The brainchild of former Marketing Director Neil Merola Dick Smith management was desperate to take on Harvey Norman, The Good Guys and in particular arch enemy JB Hi Fi, retailers who are now reaping the benefits of Dick Smith’s demise.
Dick Smith had a store network that was double the size of the market leader, JB Hi-Fi, which had twice the amount of sales.
Abboud was desperate to take on JB Hi Fi and would often brag to ChannelNews about his “growth” struggled to cope with the fast changing nature of the consumer electronics industry.
His marketing executives also struggled with changing market conditions. PC sales were slowing along with smartphone demand. Consumers were dumping Windows and Microsoft Office products which made up 40 per cent of Dick Smith’s sales in fiscal 2015.
He also punted on house brand stock and after initially telling journalists that house brand stock would only make up between 12 and 15 percent of overall stock it in the end it made up over 24% of all stock.
This is the same stock that failed to sell even after a 70% liquidation sale.
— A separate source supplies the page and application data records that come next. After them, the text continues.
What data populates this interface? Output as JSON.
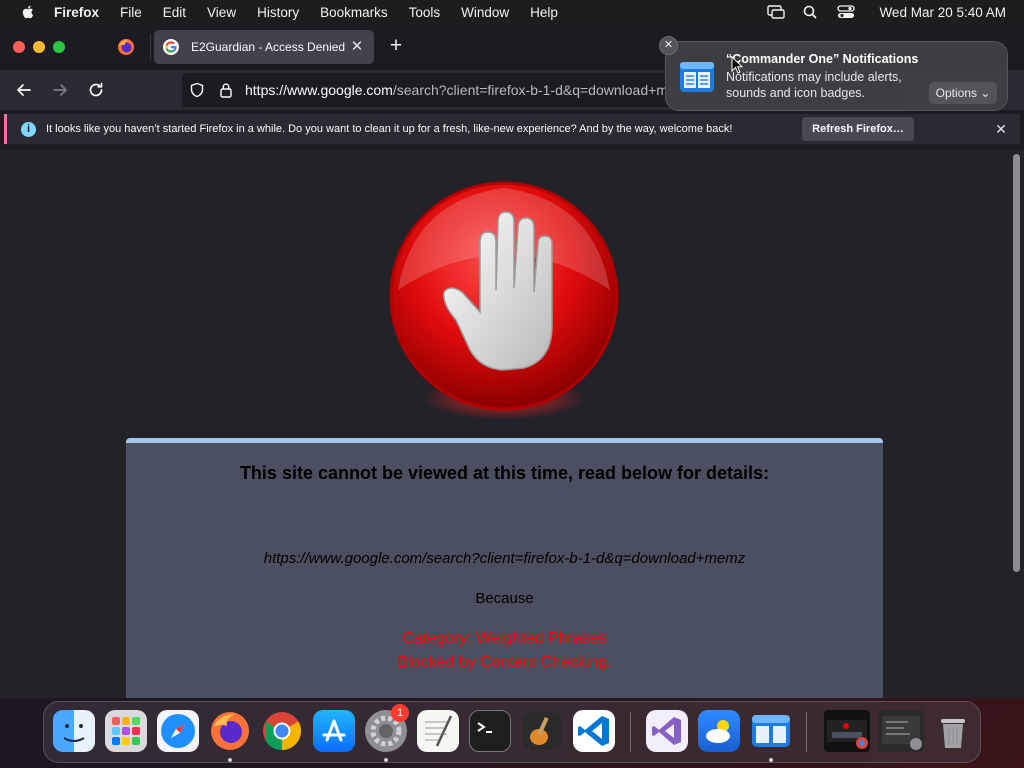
{
  "menubar": {
    "app_name": "Firefox",
    "items": [
      "File",
      "Edit",
      "View",
      "History",
      "Bookmarks",
      "Tools",
      "Window",
      "Help"
    ],
    "clock": "Wed Mar 20  5:40 AM"
  },
  "browser": {
    "tab_title": "E2Guardian - Access Denied",
    "url_domain": "https://www.google.com",
    "url_rest": "/search?client=firefox-b-1-d&q=download+memz"
  },
  "infobar": {
    "message": "It looks like you haven’t started Firefox in a while. Do you want to clean it up for a fresh, like-new experience? And by the way, welcome back!",
    "button_label": "Refresh Firefox…"
  },
  "page": {
    "heading": "This site cannot be viewed at this time, read below for details:",
    "blocked_url": "https://www.google.com/search?client=firefox-b-1-d&q=download+memz",
    "because": "Because",
    "reason_line1": "Category: Weighted Phrases",
    "reason_line2": "Blocked by Content Checking."
  },
  "notification": {
    "title": "“Commander One” Notifications",
    "body": "Notifications may include alerts, sounds and icon badges.",
    "options_label": "Options"
  },
  "dock": {
    "settings_badge": "1"
  },
  "colors": {
    "reason_text": "#ff0000",
    "panel_background": "#4a5060",
    "panel_border": "#a7c6e8",
    "infobar_accent": "#ff6f9b"
  }
}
Hayes told the, AFR that the board packs handed to directors included plenty of information about the latest broker reports and various sell side recommendations for investors in Dick Smith shares. There was less information about the company’s inventory problems, which culminated in a $60 million impairment in November 2015.
One of the issues that went against creditors in the final months was the decision to declare a dividend, which delivered over $860,000.
Now Nick Aboud, and chairman, Rob Murray, are set to be questioned in the NSW Supreme Court in September. The examination will run until October as Ferrier Hodgson assesses whether it can sue the 10 directors and executives, who will be covered by Dick Smith’s D&O insurance policy.
Anchorage chairman Phil Cave said last night that while he had not had an opportunity to review the administrator’s full report, the focus of its summary was clearly on events and actions taken by Dick Smith long after Anchorage’s involvement had ended.
“When we sold our majority interest in Dick Smith in late 2013, it had no net debt and around $100m in cash and it was in a similarly strong financial position as at December 2014 which is when it was announced that I would step down from the board because Anchorage was no longer a shareholder,” Mr Cave said.
McGrathNicol has now urged creditors to vote on July 25 to tip the once venerable retailer into liquidation.